[Problem to work on] Every record should be copied exactly, except that pictures are to be omitted.

[Extracted records]
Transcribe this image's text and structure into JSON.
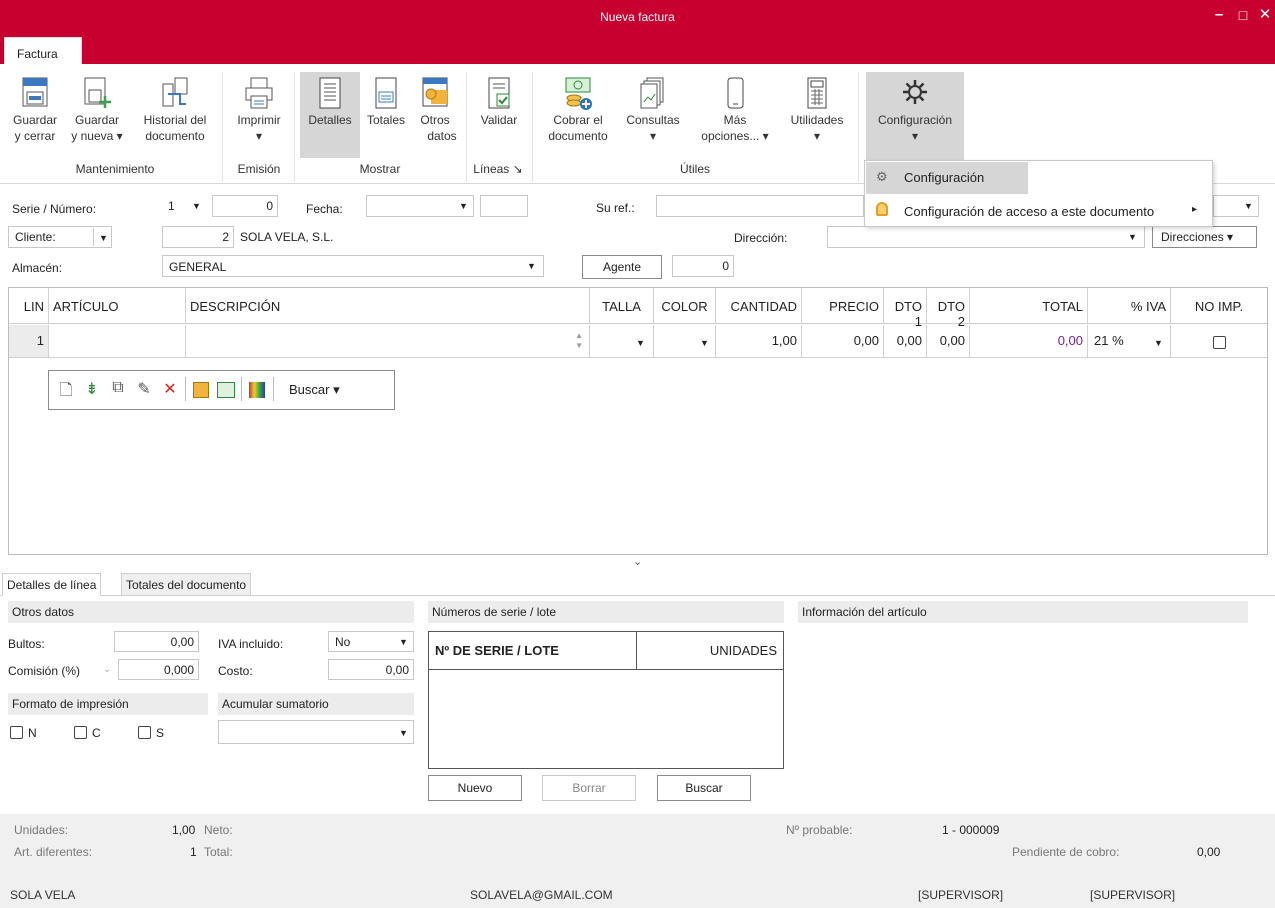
{
  "window": {
    "title": "Nueva factura",
    "min": "–",
    "max": "□",
    "close": "✕"
  },
  "ribbon": {
    "tab": "Factura",
    "buttons": {
      "guardar_cerrar": [
        "Guardar",
        "y cerrar"
      ],
      "guardar_nueva": [
        "Guardar",
        "y nueva ▾"
      ],
      "historial": [
        "Historial del",
        "documento"
      ],
      "imprimir": [
        "Imprimir",
        "▾"
      ],
      "detalles": "Detalles",
      "totales": "Totales",
      "otros_datos": [
        "Otros",
        "datos"
      ],
      "validar": "Validar",
      "cobrar": [
        "Cobrar el",
        "documento"
      ],
      "consultas": [
        "Consultas",
        "▾"
      ],
      "mas_opciones": [
        "Más",
        "opciones... ▾"
      ],
      "utilidades": [
        "Utilidades",
        "▾"
      ],
      "configuracion": [
        "Configuración",
        "▾"
      ]
    },
    "groups": {
      "mantenimiento": "Mantenimiento",
      "emision": "Emisión",
      "mostrar": "Mostrar",
      "lineas": "Líneas ↘",
      "utiles": "Útiles"
    }
  },
  "menu": {
    "items": [
      "Configuración",
      "Configuración de acceso a este documento"
    ],
    "arrow": "▸"
  },
  "header": {
    "serie_label": "Serie / Número:",
    "serie": "1",
    "numero": "0",
    "fecha_label": "Fecha:",
    "suref_label": "Su ref.:",
    "cliente_btn": "Cliente:",
    "cliente_num": "2",
    "cliente_nombre": "SOLA VELA, S.L.",
    "direccion_label": "Dirección:",
    "direcciones_btn": "Direcciones ▾",
    "almacen_label": "Almacén:",
    "almacen": "GENERAL",
    "agente_btn": "Agente",
    "agente_val": "0"
  },
  "grid": {
    "columns": [
      "LIN",
      "ARTÍCULO",
      "DESCRIPCIÓN",
      "TALLA",
      "COLOR",
      "CANTIDAD",
      "PRECIO",
      "DTO 1",
      "DTO 2",
      "TOTAL",
      "% IVA",
      "NO IMP."
    ],
    "row": {
      "lin": "1",
      "cantidad": "1,00",
      "precio": "0,00",
      "dto1": "0,00",
      "dto2": "0,00",
      "total": "0,00",
      "iva": "21 %"
    },
    "toolbar_search": "Buscar ▾",
    "colors": {
      "total": "#7a1fa2"
    }
  },
  "detail": {
    "tabs": [
      "Detalles de línea",
      "Totales del documento"
    ],
    "otros_datos": "Otros datos",
    "bultos_label": "Bultos:",
    "bultos": "0,00",
    "iva_incl_label": "IVA incluido:",
    "iva_incl": "No",
    "comision_label": "Comisión (%)",
    "comision": "0,000",
    "costo_label": "Costo:",
    "costo": "0,00",
    "formato": "Formato de impresión",
    "acumular": "Acumular sumatorio",
    "chk": [
      "N",
      "C",
      "S"
    ],
    "series_head": "Números de serie / lote",
    "series_cols": [
      "Nº DE SERIE / LOTE",
      "UNIDADES"
    ],
    "btns": [
      "Nuevo",
      "Borrar",
      "Buscar"
    ],
    "info_head": "Información del artículo"
  },
  "status": {
    "unidades_label": "Unidades:",
    "unidades": "1,00",
    "neto_label": "Neto:",
    "art_label": "Art. diferentes:",
    "art": "1",
    "total_label": "Total:",
    "probable_label": "Nº probable:",
    "probable": "1 - 000009",
    "pendiente_label": "Pendiente de cobro:",
    "pendiente": "0,00",
    "company": "SOLA VELA",
    "email": "SOLAVELA@GMAIL.COM",
    "user1": "[SUPERVISOR]",
    "user2": "[SUPERVISOR]"
  }
}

[Result]
Transcribe this image's text and structure into JSON.
{
  "window": {
    "title": "Nueva factura",
    "min": "–",
    "max": "□",
    "close": "✕"
  },
  "ribbon": {
    "tab": "Factura",
    "buttons": {
      "guardar_cerrar": [
        "Guardar",
        "y cerrar"
      ],
      "guardar_nueva": [
        "Guardar",
        "y nueva ▾"
      ],
      "historial": [
        "Historial del",
        "documento"
      ],
      "imprimir": [
        "Imprimir",
        "▾"
      ],
      "detalles": "Detalles",
      "totales": "Totales",
      "otros_datos": [
        "Otros",
        "datos"
      ],
      "validar": "Validar",
      "cobrar": [
        "Cobrar el",
        "documento"
      ],
      "consultas": [
        "Consultas",
        "▾"
      ],
      "mas_opciones": [
        "Más",
        "opciones... ▾"
      ],
      "utilidades": [
        "Utilidades",
        "▾"
      ],
      "configuracion": [
        "Configuración",
        "▾"
      ]
    },
    "groups": {
      "mantenimiento": "Mantenimiento",
      "emision": "Emisión",
      "mostrar": "Mostrar",
      "lineas": "Líneas ↘",
      "utiles": "Útiles"
    }
  },
  "menu": {
    "items": [
      "Configuración",
      "Configuración de acceso a este documento"
    ],
    "arrow": "▸"
  },
  "header": {
    "serie_label": "Serie / Número:",
    "serie": "1",
    "numero": "0",
    "fecha_label": "Fecha:",
    "suref_label": "Su ref.:",
    "cliente_btn": "Cliente:",
    "cliente_num": "2",
    "cliente_nombre": "SOLA VELA, S.L.",
    "direccion_label": "Dirección:",
    "direcciones_btn": "Direcciones ▾",
    "almacen_label": "Almacén:",
    "almacen": "GENERAL",
    "agente_btn": "Agente",
    "agente_val": "0"
  },
  "grid": {
    "columns": [
      "LIN",
      "ARTÍCULO",
      "DESCRIPCIÓN",
      "TALLA",
      "COLOR",
      "CANTIDAD",
      "PRECIO",
      "DTO 1",
      "DTO 2",
      "TOTAL",
      "% IVA",
      "NO IMP."
    ],
    "row": {
      "lin": "1",
      "cantidad": "1,00",
      "precio": "0,00",
      "dto1": "0,00",
      "dto2": "0,00",
      "total": "0,00",
      "iva": "21 %"
    },
    "toolbar_search": "Buscar ▾",
    "colors": {
      "total": "#7a1fa2"
    }
  },
  "detail": {
    "tabs": [
      "Detalles de línea",
      "Totales del documento"
    ],
    "otros_datos": "Otros datos",
    "bultos_label": "Bultos:",
    "bultos": "0,00",
    "iva_incl_label": "IVA incluido:",
    "iva_incl": "No",
    "comision_label": "Comisión (%)",
    "comision": "0,000",
    "costo_label": "Costo:",
    "costo": "0,00",
    "formato": "Formato de impresión",
    "acumular": "Acumular sumatorio",
    "chk": [
      "N",
      "C",
      "S"
    ],
    "series_head": "Números de serie / lote",
    "series_cols": [
      "Nº DE SERIE / LOTE",
      "UNIDADES"
    ],
    "btns": [
      "Nuevo",
      "Borrar",
      "Buscar"
    ],
    "info_head": "Información del artículo"
  },
  "status": {
    "unidades_label": "Unidades:",
    "unidades": "1,00",
    "neto_label": "Neto:",
    "art_label": "Art. diferentes:",
    "art": "1",
    "total_label": "Total:",
    "probable_label": "Nº probable:",
    "probable": "1 - 000009",
    "pendiente_label": "Pendiente de cobro:",
    "pendiente": "0,00",
    "company": "SOLA VELA",
    "email": "SOLAVELA@GMAIL.COM",
    "user1": "[SUPERVISOR]",
    "user2": "[SUPERVISOR]"
  }
}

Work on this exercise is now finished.